Apprehensions up 50 percent, Guilty plea in Terry trial and more


Border apprehensions up by 50 percent in South Texas

Brooks County reports record year for immigrant deaths

The number of illegal immigrant apprehensions in South Texas has increased by 50 percent, according to Henry Mendiola Jr., spokesman for the Rio Grande Valley sector of U.S. Border Patrol.

Mendiola said preliminary figures through last August show approximately 89,000 people were detained, compared to 59,243 in 2011.

The higher numbers also are reflected in the 150 percent increase in immigrant deaths — from dehydration or heat stroke in remote areas or drownings in the Rio Grande, Mendiola said.

In Brooks County alone, about 85 miles from the border, Sheriff Rey Rodriguez said it has been a “terrible year,” with 112 bodies recovered — the highest yet. He said last year, the remains of 64 people were recovered.

Rodriguez said many immigrants are aware of the risks through Spanish-language media campaigns.

TUCSON, Ariz. – A Mexican man pleaded guilty Tuesday in the killing of a U.S. Border Patrol agent during a 2010 firefight near the Arizona-Mexico border.
The first-degree murder plea on Tuesday by Manuel Osorio-Arellanes, of El Fuerte in the Mexican state of Sinaloa, marks the first conviction in the December 2010 death of Agent Brian Terry.
Osorio-Arellanes faces up to life in prison.
Two rifles bought by a gun-smuggling ring that was being monitored by the government’s botched investigation known as “Operation Fast and Furious” were found at the shooting scene.
Authorities have declined to say whether the murder weapon was linked to an Operation Fast and Furious purchase.

CORPUS CHRISTI —State Rep. Raul Torres wants the death penalty for terrorists and
drug traffickers that harm U.S. citizens and to treat cartel activities on American soil as acts of war.
The Republican candidate for state Sen. Juan “Chuy” Hinojosa’s seat, which includes a chunk of Hidalgo County in the Rio Grande Valley, said in a mass email the federal government has failed to secure the border with Mexico and more is needed to safeguard American lives.
Torres’ spokesman, Christian Anderson, on Thursday said the Corpus Christi Republican believes border law enforcement agencies will benefit from having the death penalty to use as a deterrent on the border.
“(Representative Torres) believes that average law enforcement is outgunned and outmanned by drug cartels and other terror groups,” Anderson said. “Expanding the use of the death penalty for these types of crimes will give law enforcement another much needed tool to secure our border.”


Lawmakers want to stop flow of tax refunds to illegal immigrants

Raleigh, N.C. — Members of North Carolina’s congressional delegation say they want to block a nationwide tax fraud scheme among suspected illegal immigrants.

AZ Border Defenders Trail Cameras catch a Drug Smuggler armed with an AK-47

AZ Border Defenders trail cameras continue to catch video of illegal aliens, drug smugglers and now an armed drug smuggler 30 miles North of the border.

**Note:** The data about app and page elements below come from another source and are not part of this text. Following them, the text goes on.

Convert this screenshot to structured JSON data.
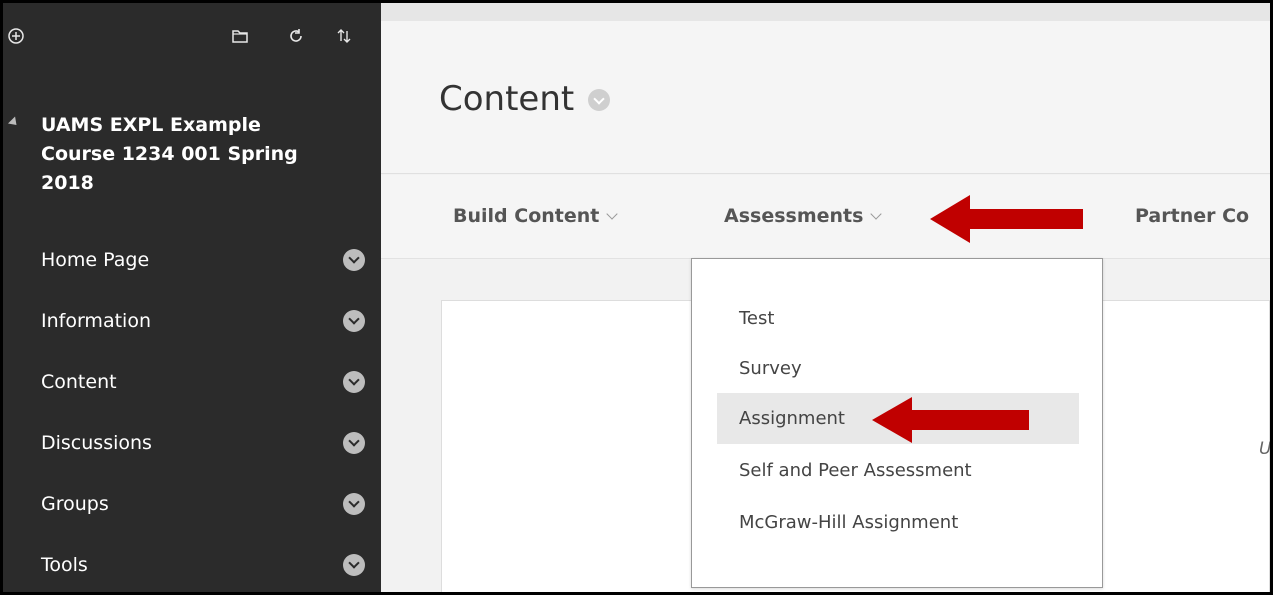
{
  "sidebar": {
    "course_title": "UAMS EXPL Example Course 1234 001 Spring 2018",
    "toolbar_icons": [
      "add-icon",
      "folder-icon",
      "refresh-icon",
      "sort-icon"
    ],
    "items": [
      {
        "label": "Home Page"
      },
      {
        "label": "Information"
      },
      {
        "label": "Content"
      },
      {
        "label": "Discussions"
      },
      {
        "label": "Groups"
      },
      {
        "label": "Tools"
      }
    ]
  },
  "main": {
    "page_title": "Content",
    "actions": [
      {
        "label": "Build Content"
      },
      {
        "label": "Assessments"
      },
      {
        "label": "Partner Co"
      }
    ],
    "dropdown": {
      "items": [
        {
          "label": "Test"
        },
        {
          "label": "Survey"
        },
        {
          "label": "Assignment",
          "highlighted": true
        },
        {
          "label": "Self and Peer Assessment"
        },
        {
          "label": "McGraw-Hill Assignment"
        }
      ]
    },
    "cutoff_glyph": "U"
  },
  "colors": {
    "sidebar_bg": "#2b2b2b",
    "arrow": "#c00000",
    "highlight": "#e8e8e8"
  }
}
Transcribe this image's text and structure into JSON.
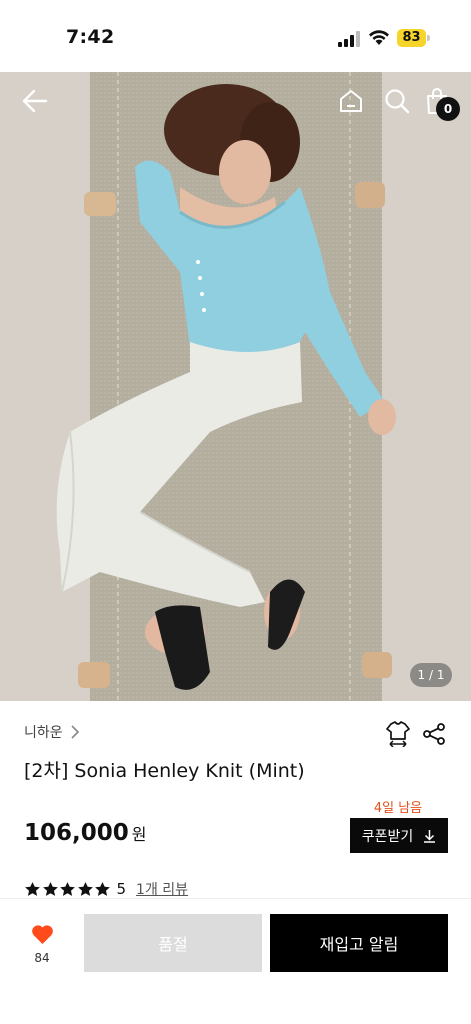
{
  "status_bar": {
    "time": "7:42",
    "battery": "83"
  },
  "top_nav": {
    "cart_count": "0"
  },
  "hero": {
    "pager": "1 / 1"
  },
  "product": {
    "brand": "니하운",
    "title": "[2차] Sonia Henley Knit (Mint)",
    "days_left": "4일 남음",
    "price": "106,000",
    "currency": "원",
    "coupon_label": "쿠폰받기",
    "rating": "5",
    "review_link": "1개 리뷰",
    "stars": 5
  },
  "bottom_bar": {
    "like_count": "84",
    "soldout_label": "품절",
    "restock_label": "재입고 알림"
  },
  "colors": {
    "accent_orange": "#e0531e",
    "like_red": "#ff4a1c",
    "battery_yellow": "#f7d42a",
    "knit_mint": "#8fcfdf"
  },
  "icons": [
    "back-arrow-icon",
    "home-icon",
    "search-icon",
    "shopping-bag-icon",
    "chevron-right-icon",
    "hanger-fit-icon",
    "share-icon",
    "download-icon",
    "star-icon",
    "heart-icon"
  ]
}
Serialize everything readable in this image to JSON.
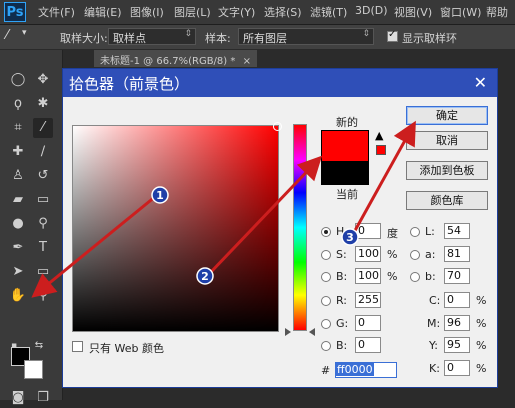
{
  "app": {
    "logo": "Ps"
  },
  "menu": [
    "文件(F)",
    "编辑(E)",
    "图像(I)",
    "图层(L)",
    "文字(Y)",
    "选择(S)",
    "滤镜(T)",
    "3D(D)",
    "视图(V)",
    "窗口(W)",
    "帮助"
  ],
  "options_bar": {
    "sample_size_label": "取样大小:",
    "sample_size_value": "取样点",
    "sample_label": "样本:",
    "sample_value": "所有图层",
    "show_ring_label": "显示取样环",
    "show_ring_checked": true
  },
  "document_tab": {
    "title": "未标题-1 @ 66.7%(RGB/8) *"
  },
  "dialog": {
    "title": "拾色器（前景色）",
    "new_label": "新的",
    "current_label": "当前",
    "buttons": {
      "ok": "确定",
      "cancel": "取消",
      "add_swatch": "添加到色板",
      "color_library": "颜色库"
    },
    "fields": {
      "H": {
        "label": "H:",
        "value": "0",
        "unit": "度",
        "checked": true
      },
      "S": {
        "label": "S:",
        "value": "100",
        "unit": "%"
      },
      "B": {
        "label": "B:",
        "value": "100",
        "unit": "%"
      },
      "R": {
        "label": "R:",
        "value": "255"
      },
      "G": {
        "label": "G:",
        "value": "0"
      },
      "Bl": {
        "label": "B:",
        "value": "0"
      },
      "L": {
        "label": "L:",
        "value": "54"
      },
      "a": {
        "label": "a:",
        "value": "81"
      },
      "b": {
        "label": "b:",
        "value": "70"
      },
      "C": {
        "label": "C:",
        "value": "0",
        "unit": "%"
      },
      "M": {
        "label": "M:",
        "value": "96",
        "unit": "%"
      },
      "Y": {
        "label": "Y:",
        "value": "95",
        "unit": "%"
      },
      "K": {
        "label": "K:",
        "value": "0",
        "unit": "%"
      }
    },
    "hex_prefix": "#",
    "hex_value": "ff0000",
    "web_only_label": "只有 Web 颜色",
    "new_color": "#ff0000",
    "current_color": "#000000"
  },
  "annotations": {
    "badge_1": "1",
    "badge_2": "2",
    "badge_3": "3",
    "arrow_color": "#cc1e1e",
    "badge_color": "#1f3fa8"
  },
  "colors": {
    "foreground": "#000000",
    "background": "#ffffff",
    "dialog_title_bg": "#2f4fb8"
  }
}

This video shows two Drug Smugglers walking down an active drug and human smuggling trail. The first Drug Smuggler is carrying an AK-47 with him.
This video is proof the border is not secure and more dangerous than ever. Drug cartels practically own entire sections of the Arizona desert and have spotters on hills and mountains so they can alert their drug and human smugglers to any potential problems.
Lawmaker urges feds to monitor Hezbollah in Mexico

The presidential campaign has featured plenty of talk about terrorism in the Middle East, but one lawmaker is warning that the federal government is ignoring a growing Hezbollah presence in Mexico, with the Lebanese terror group increasingly joining forces with drug cartels.

One report shows hundreds of thousands of Middle Easterners living in Mexico, and a small percentage of them may be radicals using routes established by drug networks to sneak into the U.S.

The ties linking Mexico to Islamic terrorism were underscored earlier this year when an alleged Iranian operative plotted to assassinate a Saudi diplomat in Washington using a hired gun on loan from a Mexican drug cartel. Rep. Sue Myrick (R-N.C.) says the mounting evidence of a Hezbollah presence in Mexico is being ignored by the Department of Homeland Security.

“I don’t have a lot of faith in the Department of Homeland Security,” said Myrick. “They should be looking at these groups in Mexico much more closely.”

“I don’t have a lot of faith in the Department of Homeland Security. They should be looking at these groups in Mexico much more closely.”

- Rep. Sue Myrick (R-N.C.)

The incidents fueling Myrick’s frustration include the Oct. 17 guilty plea in Manhattan Federal Court of a suspect plotting to pay $1.5 million to a suspected hitman for the Los Zetas Cartel, who was actually a DEA informant, to assassinate the Saudi Arabian ambassador to the U.S. by bombing a busy Washington, D.C., restaurant the ambassador frequents.